Let "s" = 2. W. M. Schmidt proved that for any finite point set "x"1, ..., "x""N",

:D_N^*(x_1,ldots,x_N)geq Cfrac{log N}{N}


:C=max_{ageq3}frac{1}{16}frac{a-2}{alog a}=0.02333...

For arbitrary dimensions "s" > 1, K.F. Roth proved that


for any finite point set "x"1, ..., "x""N".This bound is the best known for "s" > 3.


* Integration
* Optimization
* Statistical sampling


* Harald Niederreiter. "Random Number Generation and Quasi-Monte Carlo Methods." Society for Industrial and Applied Mathematics, 1992. ISBN 0-89871-295-5
* Michael Drmota and Robert F. Tichy, "Sequences, discrepancies and applications", Lecture Notes in Math., 1651, Springer, Berlin, 1997, ISBN 3-540-62606-9
* William H. Press, Brian P. Flannery, Saul A. Teukolsky, William T. Vetterling. "Numerical Recipes in C". Cambridge, UK: Cambridge University Press, second edition 1992. ISBN 0-521-43108-5 "(see Section 7.7 for a less technical discussion of low-discrepancy sequences)"
* "Quasi-Monte Carlo Simulations", http://www.puc-rio.br/marco.ind/quasi_mc.html

External links

* [http://www.acm.org/calgo/contents/ Collected Algorithms of the ACM] "(See algorithms 647, 659, and 738.)"

Wikimedia Foundation. 2010.

Look at other dictionaries:

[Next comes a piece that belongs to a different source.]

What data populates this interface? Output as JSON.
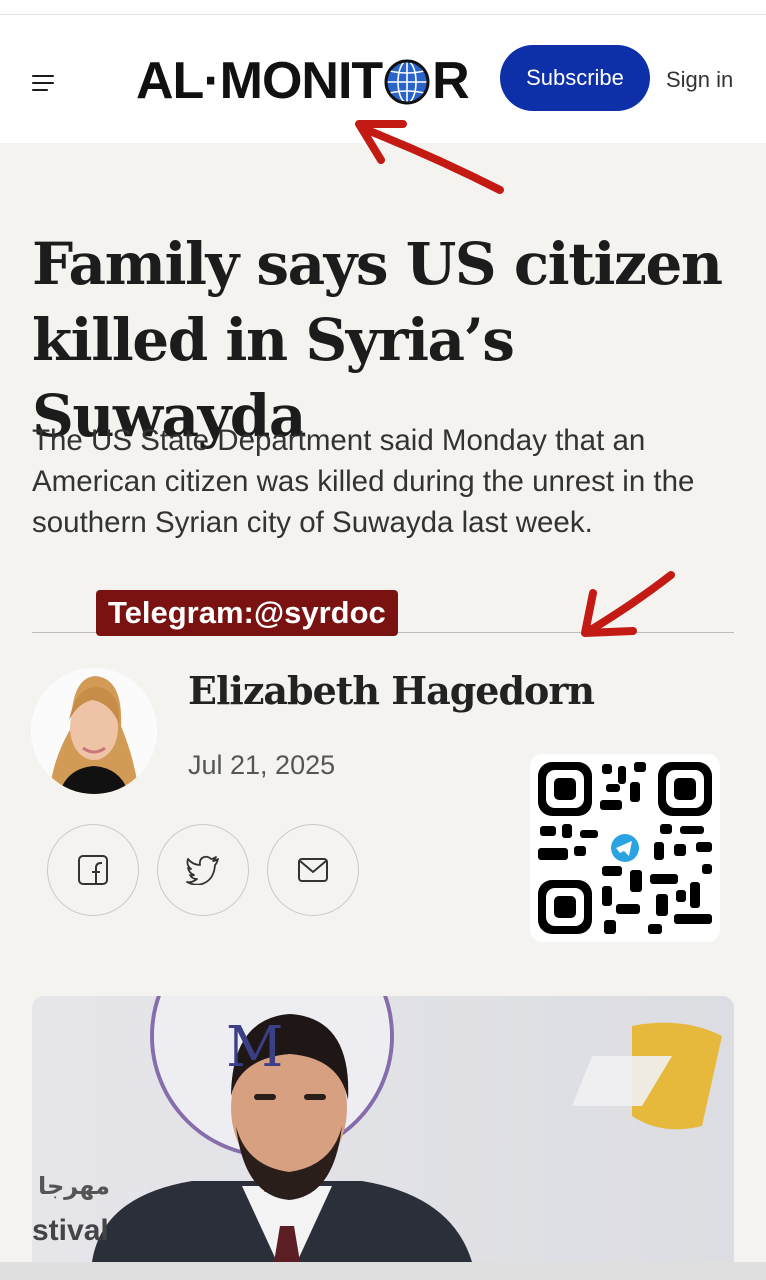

  • Constructions of low-discrepancy sequences — There are some standard constructions of low discrepancy sequences. Contents 1 The van der Corput sequence 2 The Halton sequence 3 The Hammersley set 4 References …   Wikipedia

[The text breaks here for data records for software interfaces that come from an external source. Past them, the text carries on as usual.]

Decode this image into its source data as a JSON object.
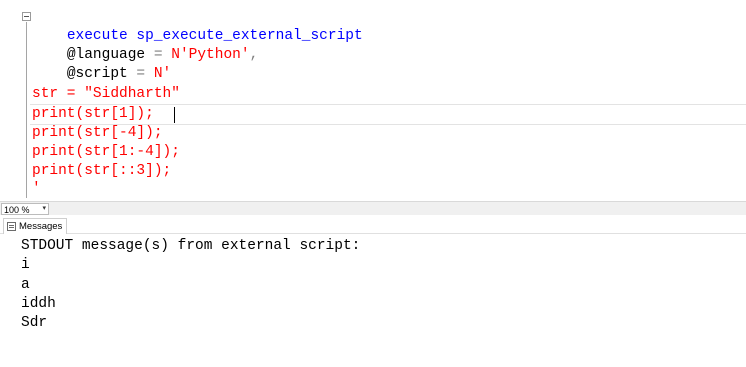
{
  "editor": {
    "line1_keyword": "execute",
    "line1_procedure": " sp_execute_external_script",
    "line2_param": "@language",
    "line2_equals": " = ",
    "line2_value": "N'Python'",
    "line2_comma": ",",
    "line3_param": "@script",
    "line3_equals": " = ",
    "line3_value": "N'",
    "line5": "str = \"Siddharth\"",
    "line6": "print(str[1]);",
    "line7": "print(str[-4]);",
    "line8": "print(str[1:-4]);",
    "line9": "print(str[::3]);",
    "line10": "'"
  },
  "statusbar": {
    "zoom": "100 %"
  },
  "results": {
    "tab_label": "Messages",
    "lines": [
      "STDOUT message(s) from external script:",
      "i",
      "a",
      "iddh",
      "Sdr"
    ]
  },
  "colors": {
    "keyword": "#0000ff",
    "string": "#ff0000",
    "operator": "#808080",
    "text": "#000000"
  }
}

  • Discrepancy function — A discrepancy function is a mathematical function which describes how closely a structural model conforms to observed data. Larger values of the discrepancy function indicate a poor fit of the model to data. In general, the parameter estimates… …   Wikipedia

  • Equidistributed sequence — In mathematics, a bounded sequence {s1, s2, s3, …} of real numbers is said to be equidistributed, or uniformly distributed, if the proportion of terms falling in a subinterval is proportional to the length of that interval. Such sequences are… …   Wikipedia

  • Van der Corput sequence — A van der Corput sequence is a low discrepancy sequence over the unit interval first published in 1935 by the Dutch mathematician J. G. van der Corput. It is constructed by reversing the base n representation of the sequence of natural numbers (1 …   Wikipedia

  • Halton sequence — In statistics, Halton sequences are sequences used to generate points in space for numerical methods such as Monte Carlo simulations. Although these sequences are deterministic they are of low discrepancy, that is, appear to be random for many… …   Wikipedia

  • Monte Carlo methods in finance — Monte Carlo methods are used in finance and mathematical finance to value and analyze (complex) instruments, portfolios and investments by simulating the various sources of uncertainty affecting their value, and then determining their average… …   Wikipedia

  • List of number theory topics — This is a list of number theory topics, by Wikipedia page. See also List of recreational number theory topics Topics in cryptography Contents 1 Factors 2 Fractions 3 Modular arithmetic …   Wikipedia

  • Quasi-Monte Carlo method — In numerical analysis, a quasi Monte Carlo method is a method for the computation of an integral (or some other problem) that is based on low discrepancy sequences. This is in contrast to a regular Monte Carlo method, which is based on sequences… …   Wikipedia

  • List of numerical analysis topics — This is a list of numerical analysis topics, by Wikipedia page. Contents 1 General 2 Error 3 Elementary and special functions 4 Numerical linear algebra …   Wikipedia

  • Quasi-Monte Carlo methods in finance — High dimensional integrals in hundreds or thousands of variables occur commonly in finance. These integrals have to be computed numerically to within a threshold epsilon. If the integral is of dimension d then in the worst case, where one has a… …   Wikipedia

Share the article and excerpts

Direct link
Do a right-click on the link above
and select “Copy Link”

We are using cookies for the best presentation of our site. Continuing to use this site, you agree with this.